The values appear on the control panel screen.
I found this on page 33 of the manual...
Set the mode dial to M and turn the control dial to set the value.
• To set the shutter speed: Turn the control dial.
To set the aperture value:Turn the control dial while holding down the
[+-](exposure compensation) button.
The exposure level indicator appears on the control panel screen, showing the difference (ranging from -3 EV to +3 EV) between the exposure value calculated by the currently selected aperture
and shutter speed compared to the exposure value considered optimum by the camera.
I fixed this same problem with my D70s today, after twelve months of getting dark pictures despite the flash firing. It started syncing properly after I performed the following, though I'm not sure why as I was just mucking around.
- Set Program to P.
- Push button to activate built-in flash.
- Push, and keep depressed same button, which will put you in Flash Exposure Compensation mode.
- My Flash Exposure Compensation was on +0.3 so I set it to 0.0 by turning the front wheel.
Seemed to fix it.
Check the exposure compensation setting to ensure it's set for +/-0. To do this, set the camera for Program mode. Locate the exposure compensation mode button - it's the button with a +/- on it immediately behind the on/off switch. With the camera on, hold down this button. If it shows anything other than "0", use the main command dial (the wheel on the back) to change to setting to 0.
The reason the camera works in the Auto mode is because the exposure compensation settings are not available in auto mode, but are available in Program (P), Aperature (A) and Shutter (S) modes.
Hey xplaur, To take a multiexposure photograph you should first expose the film, and then push the multiexposure button which is on the front of the camera on the top left when you are looking at the front of the camera. After you press this button advance the winding lever to set the shutter, and since the multiexposure button was pressed this shouldn't wind the film to the next frame. Now take your second exposure, and if you want to make another exposure on the same frame repeat the process. Keep in mind that every time you expose a single frame after the initial exposure you will be doubling the exposure on the frame. I usually under expose each exposure by one third on a double exposed frame. If you do more than two exposures I would underexpose each exposure by even more. Multi exposures are fun but tricky, and I would suggest you experiment and have fun with it. I will also say that black and white film is much more controllable and forgiving when it comes to this than color film. I hope this helps! Sincerely, Allan Go Ahead. Use Us.

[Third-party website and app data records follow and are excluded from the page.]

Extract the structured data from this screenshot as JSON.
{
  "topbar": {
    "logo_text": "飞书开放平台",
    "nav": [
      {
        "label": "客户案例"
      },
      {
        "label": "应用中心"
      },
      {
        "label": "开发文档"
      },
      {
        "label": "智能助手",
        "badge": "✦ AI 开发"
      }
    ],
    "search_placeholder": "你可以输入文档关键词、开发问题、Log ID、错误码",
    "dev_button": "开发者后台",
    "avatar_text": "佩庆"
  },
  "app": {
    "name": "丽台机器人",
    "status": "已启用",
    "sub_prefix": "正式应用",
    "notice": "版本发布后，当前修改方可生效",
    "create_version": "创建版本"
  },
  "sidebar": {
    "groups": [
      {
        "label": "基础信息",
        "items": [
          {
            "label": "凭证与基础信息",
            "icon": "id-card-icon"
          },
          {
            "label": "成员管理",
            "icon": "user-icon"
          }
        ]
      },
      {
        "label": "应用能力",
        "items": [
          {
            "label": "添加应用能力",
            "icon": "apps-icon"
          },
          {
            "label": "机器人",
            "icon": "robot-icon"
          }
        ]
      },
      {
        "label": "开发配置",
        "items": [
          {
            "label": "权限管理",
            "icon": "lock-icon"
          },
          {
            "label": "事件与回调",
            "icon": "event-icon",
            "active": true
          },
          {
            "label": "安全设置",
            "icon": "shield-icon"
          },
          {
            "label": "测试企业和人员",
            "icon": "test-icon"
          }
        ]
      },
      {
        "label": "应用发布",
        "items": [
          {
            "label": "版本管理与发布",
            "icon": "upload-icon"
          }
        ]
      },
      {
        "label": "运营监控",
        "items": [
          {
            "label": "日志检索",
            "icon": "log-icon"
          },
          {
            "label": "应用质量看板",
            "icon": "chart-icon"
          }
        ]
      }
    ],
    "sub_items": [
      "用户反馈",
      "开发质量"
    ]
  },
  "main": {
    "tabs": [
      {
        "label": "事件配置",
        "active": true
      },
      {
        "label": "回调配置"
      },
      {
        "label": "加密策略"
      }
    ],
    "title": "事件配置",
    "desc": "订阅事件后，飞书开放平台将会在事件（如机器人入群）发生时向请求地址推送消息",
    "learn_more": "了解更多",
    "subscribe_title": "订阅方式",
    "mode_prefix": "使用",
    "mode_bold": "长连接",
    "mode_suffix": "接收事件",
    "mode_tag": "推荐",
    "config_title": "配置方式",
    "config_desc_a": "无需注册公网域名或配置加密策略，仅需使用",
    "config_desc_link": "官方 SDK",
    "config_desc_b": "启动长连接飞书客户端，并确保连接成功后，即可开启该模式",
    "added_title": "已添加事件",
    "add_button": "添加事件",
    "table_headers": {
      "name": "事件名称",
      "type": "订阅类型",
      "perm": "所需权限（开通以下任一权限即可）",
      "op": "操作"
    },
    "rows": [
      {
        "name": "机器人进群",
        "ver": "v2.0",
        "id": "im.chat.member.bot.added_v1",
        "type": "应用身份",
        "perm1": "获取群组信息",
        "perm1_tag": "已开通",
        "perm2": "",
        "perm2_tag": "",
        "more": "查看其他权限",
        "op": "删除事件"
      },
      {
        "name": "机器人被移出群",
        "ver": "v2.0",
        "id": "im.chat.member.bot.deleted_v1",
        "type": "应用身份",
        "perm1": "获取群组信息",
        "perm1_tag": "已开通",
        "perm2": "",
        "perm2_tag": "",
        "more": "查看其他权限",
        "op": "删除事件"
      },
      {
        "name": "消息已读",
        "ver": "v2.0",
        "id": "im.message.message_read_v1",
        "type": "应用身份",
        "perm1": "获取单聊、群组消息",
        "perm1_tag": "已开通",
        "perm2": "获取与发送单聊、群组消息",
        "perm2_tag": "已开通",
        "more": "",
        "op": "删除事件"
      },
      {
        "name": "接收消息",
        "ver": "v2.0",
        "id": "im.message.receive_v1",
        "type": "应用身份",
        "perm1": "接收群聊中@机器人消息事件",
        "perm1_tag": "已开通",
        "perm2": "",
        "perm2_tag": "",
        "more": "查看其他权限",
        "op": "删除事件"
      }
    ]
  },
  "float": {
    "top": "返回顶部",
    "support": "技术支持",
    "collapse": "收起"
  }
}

Friends have you tried not using the A-Aperture mode?? Set in on P-for Program or M-for Manual, this should produce the colors you are hoping for. If your photo is still "hot" use the + or - button called the Exposure compensation button on the top of the camera, push that little button and turn the outside main control dial where your right thumb sits 1 third stop at a time, (you have 4 to 5) The + adds light to your photo and the - will make your photos darker play with that and let me know. Barry Brown www.coralreefphotos.com
The exposure compensation stays where you leave it unless you do a full reset or a custom reset, and except when you're using scene modes. But you don't need to do a reset to cancel out an exposure compensation -- simply use the exposure compensation button to adjust the compensation back to 0.0EV.
I have a XD100 Work Center with a L6 error code indication. After press "C" Clear (orange color button), followed by "Auto" (the most left small button) - exposure mode key; and "C" followed by "Auto" again, the copier starts to print and solved problem.